Turn over every stone, examine everything that you do on a constant basis. Challenge and question the status quo. If you want innovation and change, engage the people on your team with a game changing strategy session. Just ask why.
Change is uncomfortable, and can be disruptive for both leaders and employees. Taking this one simple, but often overlooked, step at the beginning will help reduce the chaos. It will also help you achieve the value intended.
If you don’t plan well before making an organizational change you will almost definitely have to plan for fallout after it’s made. After all, business is like a baseball game: when you get thrown a curveball you’ve got to be ready for it.
At what point should a CEO change the implementation of a business initiative? Change too early, and you risk team dissension. Change too late, and you risk confirming Einstein’s definition of insanity, i.e., doing the same thing over and over and expecting a different result.
As a leader you may have decided you don’t have time to pause your organizational change efforts. There’s too much to do. We need to keep going. This is a mistake. I advocate change leaders “take a pause for the cause.”

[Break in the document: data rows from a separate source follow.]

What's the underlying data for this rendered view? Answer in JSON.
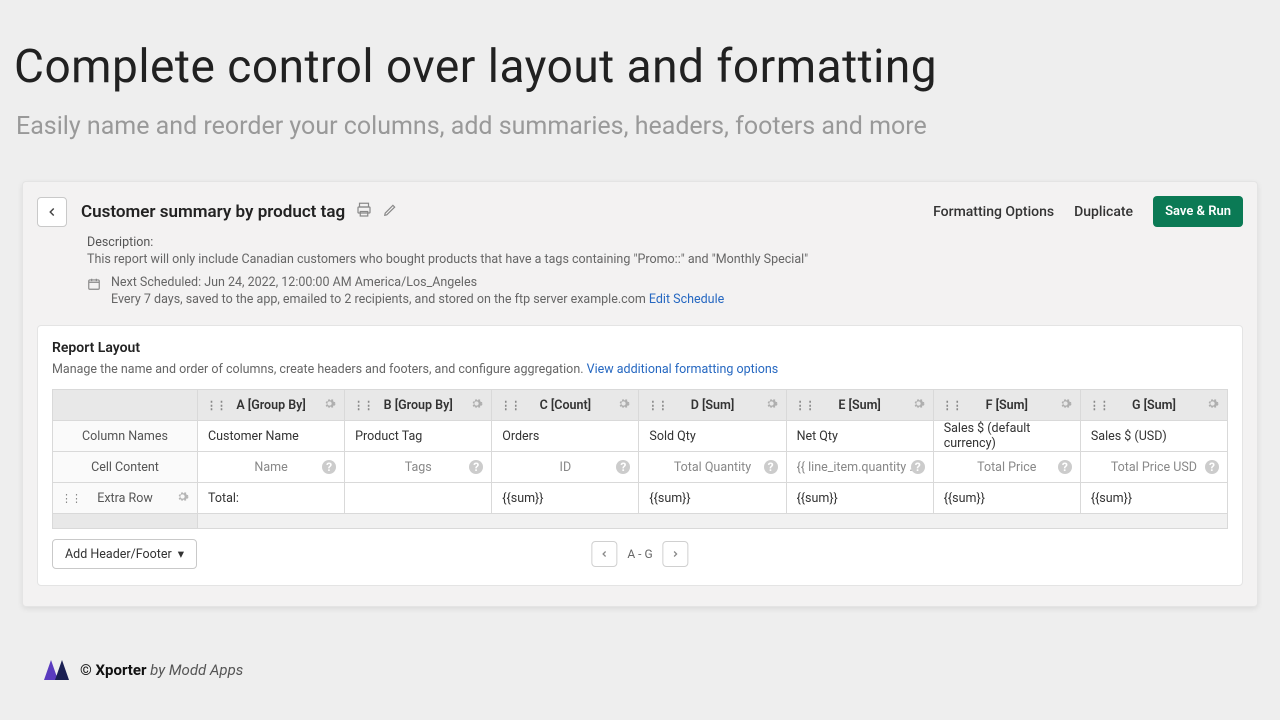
{
  "page": {
    "heading": "Complete control over layout and formatting",
    "subheading": "Easily name and reorder your columns, add summaries, headers, footers and more"
  },
  "header": {
    "title": "Customer summary by product tag",
    "formatting_options": "Formatting Options",
    "duplicate": "Duplicate",
    "save_run": "Save & Run"
  },
  "meta": {
    "description_label": "Description:",
    "description_text": "This report will only include Canadian customers who bought products that have a tags containing \"Promo::\" and \"Monthly Special\"",
    "next_scheduled": "Next Scheduled: Jun 24, 2022, 12:00:00 AM America/Los_Angeles",
    "schedule_line": "Every 7 days, saved to the app, emailed to 2 recipients, and stored on the ftp server example.com ",
    "edit_schedule": "Edit Schedule"
  },
  "layout": {
    "title": "Report Layout",
    "desc": "Manage the name and order of columns, create headers and footers, and configure aggregation.",
    "view_more": "View additional formatting options",
    "row_labels": {
      "column_names": "Column Names",
      "cell_content": "Cell Content",
      "extra_row": "Extra Row"
    },
    "columns": [
      {
        "header": "A [Group By]",
        "name": "Customer Name",
        "content": "Name",
        "extra": "Total:"
      },
      {
        "header": "B [Group By]",
        "name": "Product Tag",
        "content": "Tags",
        "extra": ""
      },
      {
        "header": "C [Count]",
        "name": "Orders",
        "content": "ID",
        "extra": "{{sum}}"
      },
      {
        "header": "D [Sum]",
        "name": "Sold Qty",
        "content": "Total Quantity",
        "extra": "{{sum}}"
      },
      {
        "header": "E [Sum]",
        "name": "Net Qty",
        "content": "{{ line_item.quantity * line_it",
        "extra": "{{sum}}"
      },
      {
        "header": "F [Sum]",
        "name": "Sales $ (default currency)",
        "content": "Total Price",
        "extra": "{{sum}}"
      },
      {
        "header": "G [Sum]",
        "name": "Sales $ (USD)",
        "content": "Total Price USD",
        "extra": "{{sum}}"
      }
    ],
    "add_header_footer": "Add Header/Footer",
    "pager_text": "A - G"
  },
  "footer": {
    "copyright": "© ",
    "product": "Xporter",
    "by": " by Modd Apps"
  }
}
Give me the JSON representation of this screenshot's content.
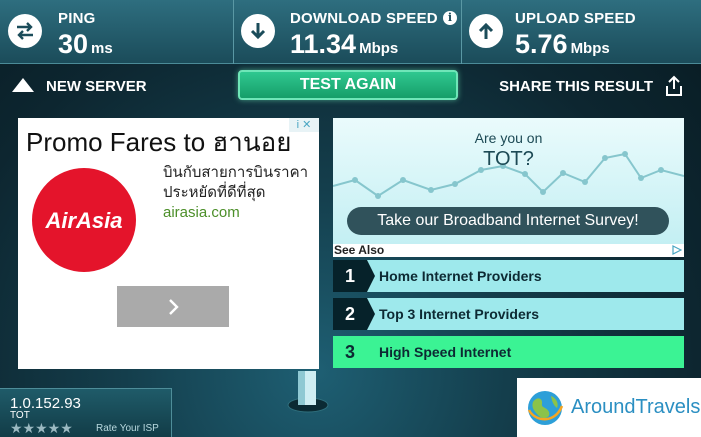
{
  "stats": {
    "ping": {
      "label": "PING",
      "value": "30",
      "unit": "ms",
      "icon": "ping-arrows-icon"
    },
    "download": {
      "label": "DOWNLOAD SPEED",
      "value": "11.34",
      "unit": "Mbps",
      "icon": "download-arrow-icon",
      "info": "i"
    },
    "upload": {
      "label": "UPLOAD SPEED",
      "value": "5.76",
      "unit": "Mbps",
      "icon": "upload-arrow-icon"
    }
  },
  "actions": {
    "new_server": "NEW SERVER",
    "test_again": "TEST AGAIN",
    "share": "SHARE THIS RESULT"
  },
  "ad": {
    "title": "Promo Fares to ฮานอย",
    "badge": "i ✕",
    "brand": "AirAsia",
    "line1": "บินกับสายการบินราคา",
    "line2": "ประหยัดที่ดีที่สุด",
    "url": "airasia.com",
    "next": "›"
  },
  "survey": {
    "question1": "Are you on",
    "question2": "TOT?",
    "cta": "Take our Broadband Internet Survey!"
  },
  "see_also": {
    "label": "See Also",
    "items": [
      {
        "num": "1",
        "text": "Home Internet Providers"
      },
      {
        "num": "2",
        "text": "Top 3 Internet Providers"
      },
      {
        "num": "3",
        "text": "High Speed Internet"
      }
    ]
  },
  "connection": {
    "ip": "1.0.152.93",
    "isp": "TOT",
    "stars": "★★★★★",
    "rate_label": "Rate Your ISP"
  },
  "watermark": {
    "text": "AroundTravels"
  },
  "colors": {
    "accent": "#169e69",
    "highlight": "#3bf394",
    "panel": "#9ee9ec",
    "brand_red": "#e4142b"
  }
}
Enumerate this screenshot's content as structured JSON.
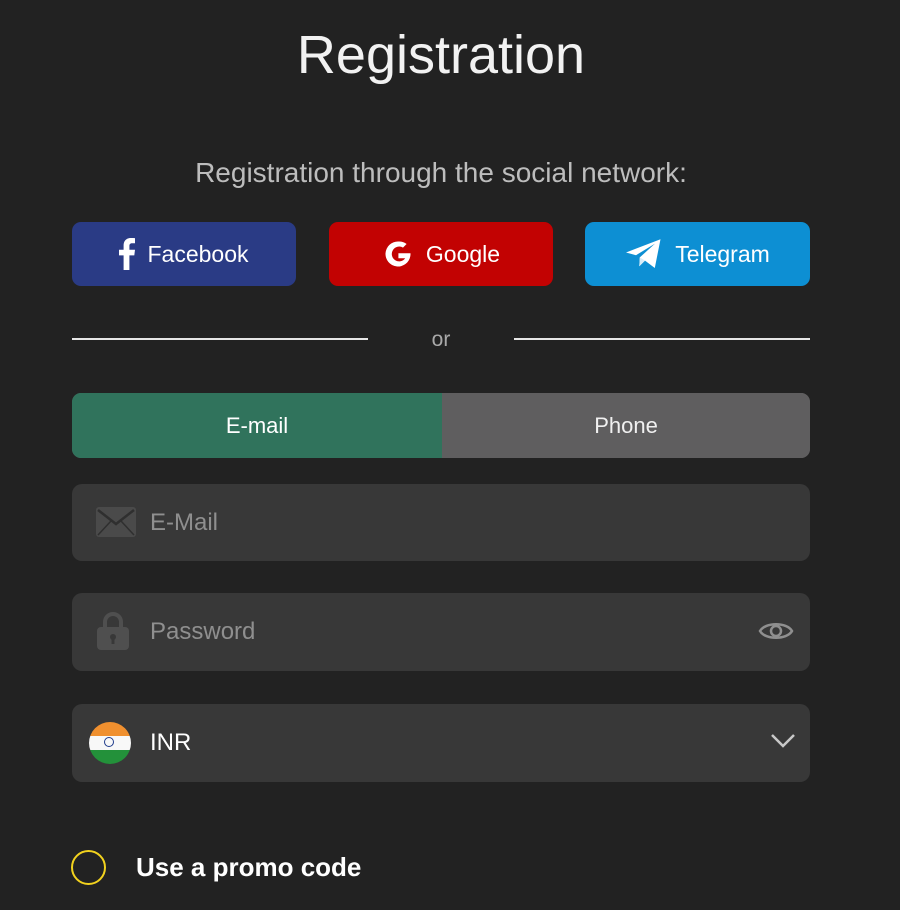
{
  "header": {
    "title": "Registration",
    "subtitle": "Registration through the social network:"
  },
  "social": {
    "facebook_label": "Facebook",
    "google_label": "Google",
    "telegram_label": "Telegram",
    "facebook_color": "#2a3b85",
    "google_color": "#c20202",
    "telegram_color": "#0d8fd3"
  },
  "divider": {
    "or_label": "or"
  },
  "tabs": [
    {
      "label": "E-mail",
      "active": true
    },
    {
      "label": "Phone",
      "active": false
    }
  ],
  "form": {
    "email": {
      "placeholder": "E-Mail",
      "value": "",
      "icon": "envelope-icon"
    },
    "password": {
      "placeholder": "Password",
      "value": "",
      "icon": "lock-icon",
      "toggle_icon": "eye-icon"
    },
    "currency": {
      "value": "INR",
      "flag": "india-flag-icon",
      "icon": "chevron-down-icon"
    }
  },
  "promo": {
    "label": "Use a promo code",
    "checked": false,
    "accent": "#f2d21e"
  },
  "colors": {
    "background": "#222222",
    "field": "#383838",
    "active_tab": "#30735c",
    "inactive_tab": "#5f5e5f"
  }
}
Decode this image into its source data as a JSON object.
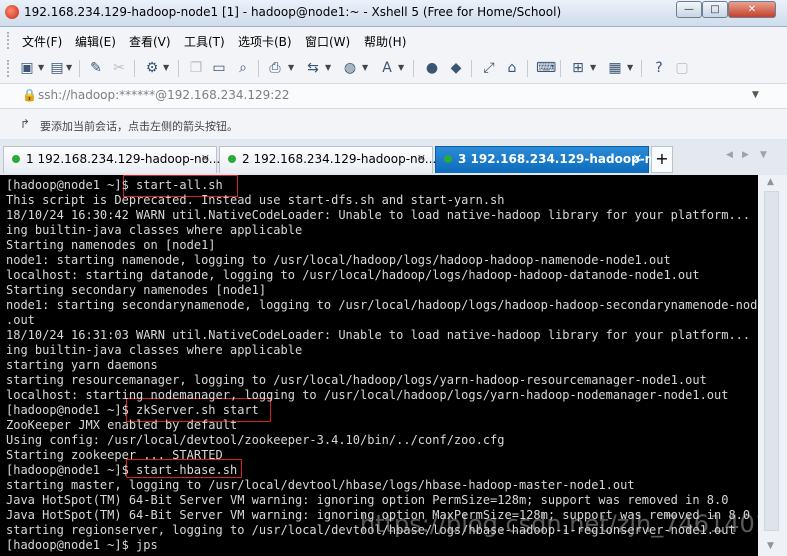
{
  "window": {
    "title": "192.168.234.129-hadoop-node1 [1] - hadoop@node1:~ - Xshell 5 (Free for Home/School)",
    "min_label": "—",
    "max_label": "□",
    "close_label": "✕"
  },
  "menu": [
    "文件(F)",
    "编辑(E)",
    "查看(V)",
    "工具(T)",
    "选项卡(B)",
    "窗口(W)",
    "帮助(H)"
  ],
  "address": {
    "lock_icon": "🔒",
    "text": "ssh://hadoop:******@192.168.234.129:22"
  },
  "hint": {
    "icon": "arrow-icon",
    "text": "要添加当前会话，点击左侧的箭头按钮。"
  },
  "tabs": [
    {
      "label": "1 192.168.234.129-hadoop-no...",
      "active": false
    },
    {
      "label": "2 192.168.234.129-hadoop-no...",
      "active": false
    },
    {
      "label": "3 192.168.234.129-hadoop-n...",
      "active": true
    }
  ],
  "tab_add": "+",
  "terminal": {
    "lines": [
      "[hadoop@node1 ~]$ start-all.sh",
      "This script is Deprecated. Instead use start-dfs.sh and start-yarn.sh",
      "18/10/24 16:30:42 WARN util.NativeCodeLoader: Unable to load native-hadoop library for your platform... us",
      "ing builtin-java classes where applicable",
      "Starting namenodes on [node1]",
      "node1: starting namenode, logging to /usr/local/hadoop/logs/hadoop-hadoop-namenode-node1.out",
      "localhost: starting datanode, logging to /usr/local/hadoop/logs/hadoop-hadoop-datanode-node1.out",
      "Starting secondary namenodes [node1]",
      "node1: starting secondarynamenode, logging to /usr/local/hadoop/logs/hadoop-hadoop-secondarynamenode-node1",
      ".out",
      "18/10/24 16:31:03 WARN util.NativeCodeLoader: Unable to load native-hadoop library for your platform... us",
      "ing builtin-java classes where applicable",
      "starting yarn daemons",
      "starting resourcemanager, logging to /usr/local/hadoop/logs/yarn-hadoop-resourcemanager-node1.out",
      "localhost: starting nodemanager, logging to /usr/local/hadoop/logs/yarn-hadoop-nodemanager-node1.out",
      "[hadoop@node1 ~]$ zkServer.sh start",
      "ZooKeeper JMX enabled by default",
      "Using config: /usr/local/devtool/zookeeper-3.4.10/bin/../conf/zoo.cfg",
      "Starting zookeeper ... STARTED",
      "[hadoop@node1 ~]$ start-hbase.sh",
      "starting master, logging to /usr/local/devtool/hbase/logs/hbase-hadoop-master-node1.out",
      "Java HotSpot(TM) 64-Bit Server VM warning: ignoring option PermSize=128m; support was removed in 8.0",
      "Java HotSpot(TM) 64-Bit Server VM warning: ignoring option MaxPermSize=128m; support was removed in 8.0",
      "starting regionserver, logging to /usr/local/devtool/hbase/logs/hbase-hadoop-1-regionserver-node1.out",
      "[hadoop@node1 ~]$ jps"
    ]
  },
  "watermark": "https://blog.csdn.net/zjh_746140129",
  "colors": {
    "terminal_bg": "#000000",
    "terminal_fg": "#d8d8d8",
    "highlight": "#d81f26",
    "active_tab": "#0c6cbb"
  }
}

It doesn’t matter how much we want or need the change, or the benefits we see, letting go is uncomfortable. It’s helpful for leaders to remember this when initiating organizational change. Leaders are often surprised by employees’ unwillingness to let go, even when they believe they are initiating a change their employees wanted.
Are you feeling the pressure of so much to do and so little time? What do you do when you feel this type of pressure? Do you set more goals, and initiate more changes in effort to get more things done? Ironically the more changes you initiate the less change occurs in their organization. There […]
Every organization has a grapevine. Your grapevine is that informal and usually unsanctioned communication network. It can either help or hinder your change efforts. Unfortunately for most leaders, managers, and employees it’s the latter. A healthy grapevine works for your organizational change efforts, and not against it.
In this article you will learn six characteristics of healthy organizational change. Improving organizational health includes the health of your bottom line, the quality of the services or products you deliver and the engagement and commitment of your employees.